"She wanted to move back before we got settled in there," Mr. Phillips joked. "She stayed down here more than she stayed up there."

"We like the Harrisburg people," Mrs. Phillips said. The kind of people who cook for a grieving family and watch after their neighbors, she said.

"That's our type of people," Mr. Phillips said.

The couple has completely renovated the house on Fenwick Street, built in 1941, but aren't looking at it as a monetary investment. When they are gone, it will go to a daughter, Mrs. Phillips said.

"We'll never get out of it what we put into it, but we love it here," Mrs. Phillips said. "That's the main thing."

And sometimes those kind of improvements rub off on the neighbors, Mrs. Rigdon said, as she contemplated the rake in front of her.

"You go out and start cleaning and -- next thing you know -- a couple of houses down they're out working," Mrs. Rigdon said.

That kind of spirit is what the neighborhood association is hoping to capture, the younger Rev. McKnight said.
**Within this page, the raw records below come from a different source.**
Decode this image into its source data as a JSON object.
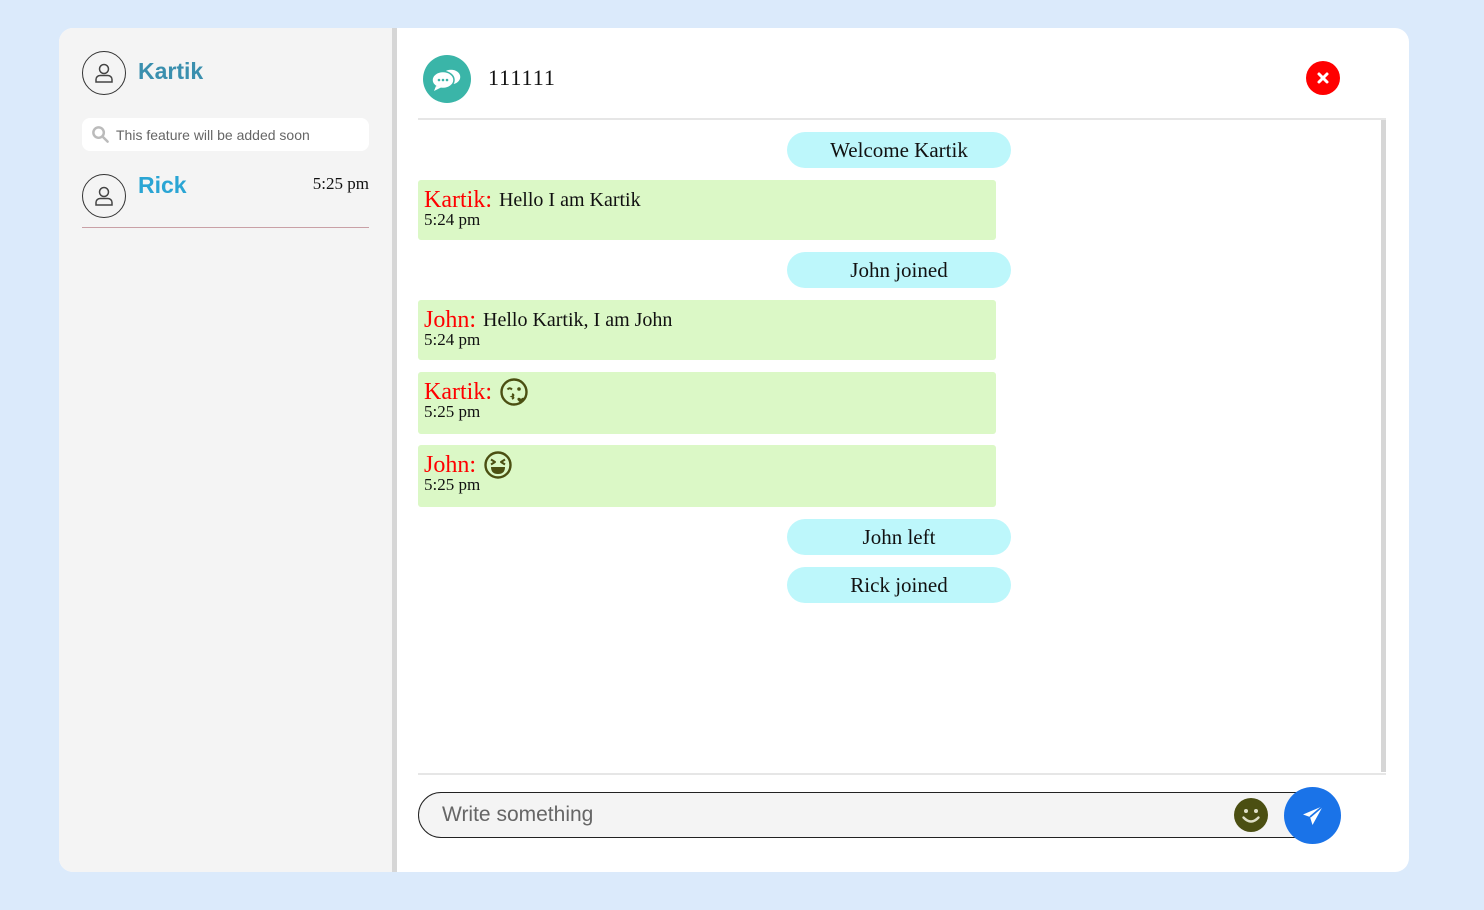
{
  "user": {
    "name": "Kartik",
    "avatar_icon": "user-icon"
  },
  "search": {
    "placeholder": "This feature will be added soon",
    "icon": "search-icon"
  },
  "contacts": [
    {
      "name": "Rick",
      "time": "5:25 pm",
      "avatar_icon": "user-icon"
    }
  ],
  "chat": {
    "room_name": "111111",
    "room_icon": "chat-bubbles-icon",
    "close_icon": "close-icon",
    "messages": [
      {
        "kind": "notice",
        "text": "Welcome Kartik"
      },
      {
        "kind": "message",
        "sender": "Kartik:",
        "text": "Hello I am Kartik",
        "time": "5:24 pm"
      },
      {
        "kind": "notice",
        "text": "John joined"
      },
      {
        "kind": "message",
        "sender": "John:",
        "text": "Hello Kartik, I am John",
        "time": "5:24 pm"
      },
      {
        "kind": "message",
        "sender": "Kartik:",
        "emoji": "kissing-wink-heart-emoji",
        "time": "5:25 pm"
      },
      {
        "kind": "message",
        "sender": "John:",
        "emoji": "laughing-squint-emoji",
        "time": "5:25 pm"
      },
      {
        "kind": "notice",
        "text": "John left"
      },
      {
        "kind": "notice",
        "text": "Rick joined"
      }
    ]
  },
  "composer": {
    "placeholder": "Write something",
    "emoji_icon": "smiley-icon",
    "send_icon": "send-icon"
  },
  "colors": {
    "page_bg": "#dbeafb",
    "sidebar_bg": "#f4f4f4",
    "user_name": "#3a8fae",
    "contact_name": "#2aa5d4",
    "notice_bg": "#bdf7fb",
    "message_bg": "#dbf8c6",
    "sender": "#ff0000",
    "close_button": "#ff0000",
    "send_button": "#1a73e8",
    "room_icon_bg": "#3ab5a8",
    "emoji": "#4b4f12"
  }
}
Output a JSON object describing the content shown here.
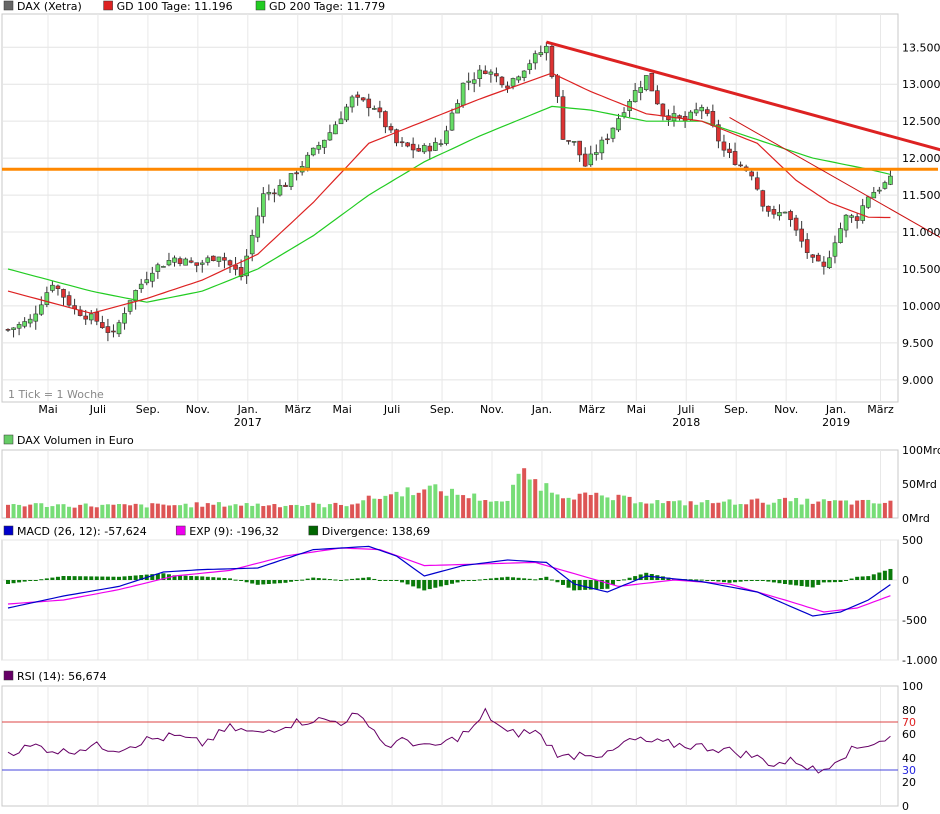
{
  "chart_data": [
    {
      "type": "candlestick",
      "legend": [
        {
          "label": "DAX (Xetra)",
          "color": "#666666"
        },
        {
          "label": "GD 100 Tage: 11.196",
          "color": "#dd2222"
        },
        {
          "label": "GD 200 Tage: 11.779",
          "color": "#22cc22"
        }
      ],
      "note": "1 Tick = 1 Woche",
      "y_ticks": [
        "13.500",
        "13.000",
        "12.500",
        "12.000",
        "11.500",
        "11.000",
        "10.500",
        "10.000",
        "9.500",
        "9.000"
      ],
      "y_tick_values": [
        13500,
        13000,
        12500,
        12000,
        11500,
        11000,
        10500,
        10000,
        9500,
        9000
      ],
      "ylim": [
        8700,
        13950
      ],
      "x_tick_labels": [
        "Mai",
        "Juli",
        "Sep.",
        "Nov.",
        "Jan.",
        "März",
        "Mai",
        "Juli",
        "Sep.",
        "Nov.",
        "Jan.",
        "März",
        "Mai",
        "Juli",
        "Sep.",
        "Nov.",
        "Jan.",
        "März"
      ],
      "year_labels": [
        "2017",
        "2018",
        "2019"
      ],
      "close_anchors": [
        [
          0,
          9680
        ],
        [
          4,
          9800
        ],
        [
          8,
          10320
        ],
        [
          12,
          9950
        ],
        [
          16,
          9800
        ],
        [
          19,
          9600
        ],
        [
          22,
          10100
        ],
        [
          26,
          10500
        ],
        [
          30,
          10650
        ],
        [
          34,
          10550
        ],
        [
          38,
          10700
        ],
        [
          42,
          10400
        ],
        [
          46,
          11500
        ],
        [
          50,
          11650
        ],
        [
          54,
          12000
        ],
        [
          58,
          12350
        ],
        [
          62,
          12800
        ],
        [
          66,
          12700
        ],
        [
          70,
          12200
        ],
        [
          74,
          12100
        ],
        [
          78,
          12200
        ],
        [
          82,
          13000
        ],
        [
          86,
          13200
        ],
        [
          90,
          13000
        ],
        [
          94,
          13300
        ],
        [
          97,
          13500
        ],
        [
          99,
          12800
        ],
        [
          100,
          12300
        ],
        [
          102,
          12200
        ],
        [
          104,
          11900
        ],
        [
          108,
          12300
        ],
        [
          112,
          12800
        ],
        [
          115,
          13100
        ],
        [
          118,
          12600
        ],
        [
          122,
          12500
        ],
        [
          125,
          12700
        ],
        [
          129,
          12100
        ],
        [
          132,
          11900
        ],
        [
          134,
          11800
        ],
        [
          136,
          11400
        ],
        [
          138,
          11200
        ],
        [
          140,
          11300
        ],
        [
          142,
          11000
        ],
        [
          145,
          10600
        ],
        [
          147,
          10500
        ],
        [
          149,
          10900
        ],
        [
          151,
          11200
        ],
        [
          153,
          11200
        ],
        [
          155,
          11500
        ],
        [
          157,
          11600
        ],
        [
          159,
          11700
        ]
      ],
      "sma100_anchors": [
        [
          0,
          10200
        ],
        [
          15,
          9900
        ],
        [
          25,
          10100
        ],
        [
          35,
          10350
        ],
        [
          45,
          10700
        ],
        [
          55,
          11400
        ],
        [
          65,
          12200
        ],
        [
          75,
          12500
        ],
        [
          85,
          12800
        ],
        [
          98,
          13150
        ],
        [
          105,
          12900
        ],
        [
          115,
          12600
        ],
        [
          125,
          12500
        ],
        [
          135,
          12200
        ],
        [
          142,
          11700
        ],
        [
          148,
          11400
        ],
        [
          155,
          11200
        ],
        [
          159,
          11196
        ]
      ],
      "sma200_anchors": [
        [
          0,
          10500
        ],
        [
          15,
          10200
        ],
        [
          25,
          10050
        ],
        [
          35,
          10200
        ],
        [
          45,
          10500
        ],
        [
          55,
          10950
        ],
        [
          65,
          11500
        ],
        [
          75,
          11950
        ],
        [
          85,
          12300
        ],
        [
          98,
          12700
        ],
        [
          105,
          12650
        ],
        [
          115,
          12500
        ],
        [
          125,
          12500
        ],
        [
          135,
          12250
        ],
        [
          145,
          12000
        ],
        [
          155,
          11850
        ],
        [
          159,
          11779
        ]
      ],
      "trendline": {
        "from": [
          97,
          13570
        ],
        "to": [
          165,
          12100
        ],
        "color": "#dd2222"
      },
      "trendline2": {
        "from": [
          130,
          12550
        ],
        "to": [
          165,
          10900
        ],
        "color": "#cc1111"
      },
      "support": {
        "y": 11850,
        "color": "#ff8800"
      }
    },
    {
      "type": "bar",
      "legend": [
        {
          "label": "DAX Volumen in Euro",
          "color": "#66cc66"
        }
      ],
      "y_ticks": [
        "100Mrd",
        "50Mrd",
        "0Mrd"
      ],
      "y_tick_values": [
        100,
        50,
        0
      ],
      "ylim": [
        0,
        100
      ],
      "values_anchor": [
        [
          0,
          20
        ],
        [
          20,
          18
        ],
        [
          40,
          20
        ],
        [
          60,
          19
        ],
        [
          75,
          45
        ],
        [
          90,
          22
        ],
        [
          92,
          65
        ],
        [
          100,
          35
        ],
        [
          120,
          22
        ],
        [
          140,
          25
        ],
        [
          159,
          22
        ]
      ]
    },
    {
      "type": "line",
      "legend": [
        {
          "label": "MACD (26, 12): -57,624",
          "color": "#0000cc"
        },
        {
          "label": "EXP (9): -196,32",
          "color": "#ee00ee"
        },
        {
          "label": "Divergence: 138,69",
          "color": "#006600"
        }
      ],
      "y_ticks": [
        "500",
        "0",
        "-500",
        "-1.000"
      ],
      "y_tick_values": [
        500,
        0,
        -500,
        -1000
      ],
      "ylim": [
        -1000,
        500
      ],
      "macd_anchors": [
        [
          0,
          -350
        ],
        [
          10,
          -200
        ],
        [
          20,
          -80
        ],
        [
          28,
          100
        ],
        [
          35,
          130
        ],
        [
          45,
          150
        ],
        [
          55,
          380
        ],
        [
          65,
          420
        ],
        [
          70,
          300
        ],
        [
          75,
          50
        ],
        [
          82,
          180
        ],
        [
          90,
          250
        ],
        [
          97,
          220
        ],
        [
          102,
          -50
        ],
        [
          108,
          -150
        ],
        [
          115,
          50
        ],
        [
          125,
          -20
        ],
        [
          135,
          -150
        ],
        [
          145,
          -450
        ],
        [
          150,
          -400
        ],
        [
          155,
          -250
        ],
        [
          159,
          -58
        ]
      ],
      "exp_anchors": [
        [
          0,
          -300
        ],
        [
          10,
          -250
        ],
        [
          20,
          -120
        ],
        [
          30,
          50
        ],
        [
          40,
          120
        ],
        [
          50,
          300
        ],
        [
          60,
          400
        ],
        [
          67,
          380
        ],
        [
          75,
          180
        ],
        [
          85,
          200
        ],
        [
          95,
          220
        ],
        [
          102,
          80
        ],
        [
          110,
          -80
        ],
        [
          120,
          0
        ],
        [
          130,
          -50
        ],
        [
          140,
          -250
        ],
        [
          147,
          -400
        ],
        [
          153,
          -350
        ],
        [
          159,
          -196
        ]
      ]
    },
    {
      "type": "line",
      "legend": [
        {
          "label": "RSI (14): 56,674",
          "color": "#660066"
        }
      ],
      "y_ticks": [
        "100",
        "80",
        "60",
        "40",
        "20",
        "0"
      ],
      "y_tick_values": [
        100,
        80,
        60,
        40,
        20,
        0
      ],
      "y_marker_labels": [
        "70",
        "30"
      ],
      "y_marker_values": [
        70,
        30
      ],
      "ylim": [
        0,
        100
      ],
      "rsi_anchors": [
        [
          0,
          45
        ],
        [
          5,
          50
        ],
        [
          10,
          45
        ],
        [
          15,
          50
        ],
        [
          20,
          48
        ],
        [
          25,
          55
        ],
        [
          30,
          58
        ],
        [
          35,
          52
        ],
        [
          40,
          65
        ],
        [
          45,
          60
        ],
        [
          50,
          68
        ],
        [
          55,
          72
        ],
        [
          60,
          70
        ],
        [
          62,
          75
        ],
        [
          65,
          70
        ],
        [
          68,
          50
        ],
        [
          72,
          55
        ],
        [
          76,
          48
        ],
        [
          80,
          55
        ],
        [
          84,
          65
        ],
        [
          86,
          78
        ],
        [
          90,
          60
        ],
        [
          95,
          62
        ],
        [
          100,
          40
        ],
        [
          104,
          45
        ],
        [
          108,
          42
        ],
        [
          112,
          55
        ],
        [
          118,
          52
        ],
        [
          124,
          50
        ],
        [
          128,
          48
        ],
        [
          134,
          42
        ],
        [
          138,
          35
        ],
        [
          142,
          38
        ],
        [
          146,
          28
        ],
        [
          150,
          42
        ],
        [
          155,
          52
        ],
        [
          159,
          57
        ]
      ]
    }
  ]
}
With 30 churches in the area, each with a core group of people still living in the neighborhood, there is a ready pool of community-conscious people who could join the association's efforts, he said. Bible Deliverance is already working to build an activity center for after-school programs and family film nights, the elder Rev. McKnight said.

Those churches represent another force he'd like to see brought to bear on Harrisburg.

"The answer to all of this is to have an old-time revival here; get everyone saved and get them in church," the Rev. McKnight said.

Revival being the key word in Harrisburg.The Harrisburg Neighborhood Association will host a town hall meeting for Harrisburg residents at 7:30 p.m. today at Bible Deliverance Temple, 1857 Fenwick St. Augusta Mayor Larry Sconyers, a representative of the Richmond County Sheriff's Department, and other city departments will be on hand to answer questions. The public is invited.

said Chief Deputy Ronald Strength. Neighbors complain of crack houses raided eight or nine times that go right back into business after the arrests.

But maybe neighbors can, said Harrisburg resident Melvin Parkman, who has lived all 55 of his years in the area and serves as treasurer of the neighborhood association. One of the bigger problems homeowners face is a wide range of rental property whose owners live elsewhere and don't police their tenants. The neighborhood association plans to get a complete list of the owners and call them, no matter what time of day or night, when the residents run amok, Mr. Parkman said.

"If I can't sleep, why should he?" Mr. Parkman asked.

That plan could go a long way toward improving a neighborhood that runs from neat, orderly homes on one block to peeling, dilapidated, weed-strewn houses on the next, the elder Rev. McKnight said.